--- Provided data ---

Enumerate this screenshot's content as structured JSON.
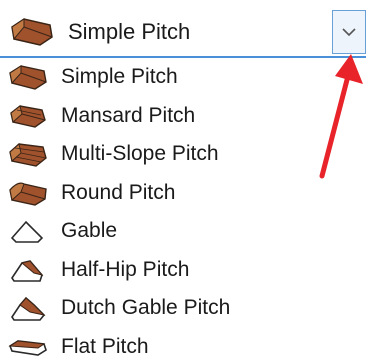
{
  "combo": {
    "selected_label": "Simple Pitch",
    "selected_icon": "simple-pitch-roof-icon",
    "dropdown_icon": "chevron-down-icon",
    "focus_color": "#4a90d9"
  },
  "menu": {
    "items": [
      {
        "label": "Simple Pitch",
        "icon": "simple-pitch-roof-icon"
      },
      {
        "label": "Mansard Pitch",
        "icon": "mansard-roof-icon"
      },
      {
        "label": "Multi-Slope Pitch",
        "icon": "multi-slope-roof-icon"
      },
      {
        "label": "Round Pitch",
        "icon": "round-roof-icon"
      },
      {
        "label": "Gable",
        "icon": "gable-outline-icon"
      },
      {
        "label": "Half-Hip Pitch",
        "icon": "half-hip-roof-icon"
      },
      {
        "label": "Dutch Gable Pitch",
        "icon": "dutch-gable-roof-icon"
      },
      {
        "label": "Flat Pitch",
        "icon": "flat-roof-icon"
      }
    ]
  },
  "annotation": {
    "arrow_color": "#e8232a",
    "arrow_icon": "red-arrow-icon"
  },
  "colors": {
    "roof_brown": "#a0522d",
    "roof_dark": "#6b3a1f",
    "text": "#1a1a1a"
  }
}
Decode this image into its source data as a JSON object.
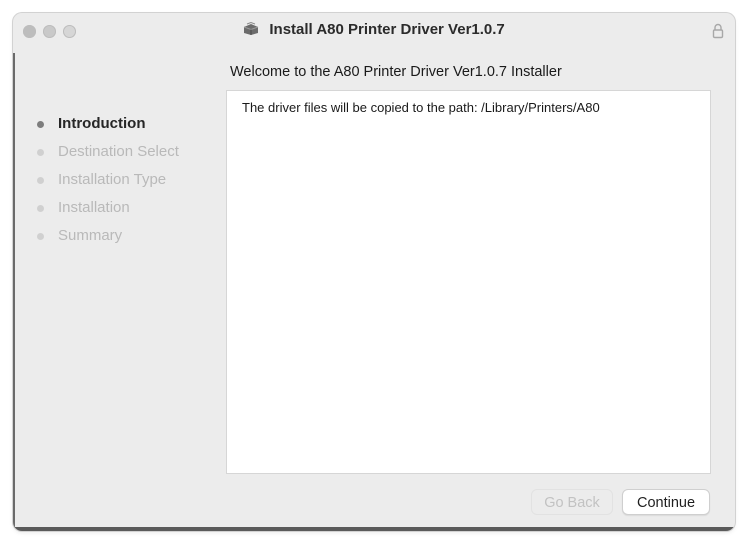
{
  "window": {
    "title": "Install A80 Printer Driver Ver1.0.7",
    "title_icon": "package-icon",
    "lock_icon": "lock-icon"
  },
  "header": {
    "subtitle": "Welcome to the A80 Printer Driver Ver1.0.7 Installer"
  },
  "sidebar": {
    "steps": [
      {
        "label": "Introduction",
        "active": true
      },
      {
        "label": "Destination Select",
        "active": false
      },
      {
        "label": "Installation Type",
        "active": false
      },
      {
        "label": "Installation",
        "active": false
      },
      {
        "label": "Summary",
        "active": false
      }
    ]
  },
  "content": {
    "message": "The driver files will be copied to the path: /Library/Printers/A80"
  },
  "buttons": {
    "back_label": "Go Back",
    "continue_label": "Continue"
  }
}
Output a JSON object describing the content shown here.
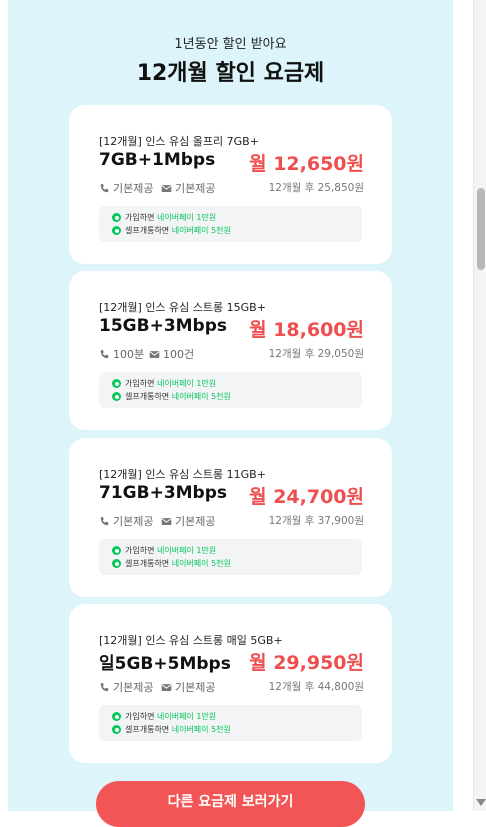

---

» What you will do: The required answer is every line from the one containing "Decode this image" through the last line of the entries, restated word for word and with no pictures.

» Solution for this task:
Decode this image into its source data as a JSON object.
{
  "window": {
    "title": "Install A80 Printer Driver Ver1.0.7",
    "title_icon": "package-icon",
    "lock_icon": "lock-icon"
  },
  "header": {
    "subtitle": "Welcome to the A80 Printer Driver Ver1.0.7 Installer"
  },
  "sidebar": {
    "steps": [
      {
        "label": "Introduction",
        "active": true
      },
      {
        "label": "Destination Select",
        "active": false
      },
      {
        "label": "Installation Type",
        "active": false
      },
      {
        "label": "Installation",
        "active": false
      },
      {
        "label": "Summary",
        "active": false
      }
    ]
  },
  "content": {
    "message": "The driver files will be copied to the path: /Library/Printers/A80"
  },
  "buttons": {
    "back_label": "Go Back",
    "continue_label": "Continue"
  }
}
Output a JSON object describing the content shown here.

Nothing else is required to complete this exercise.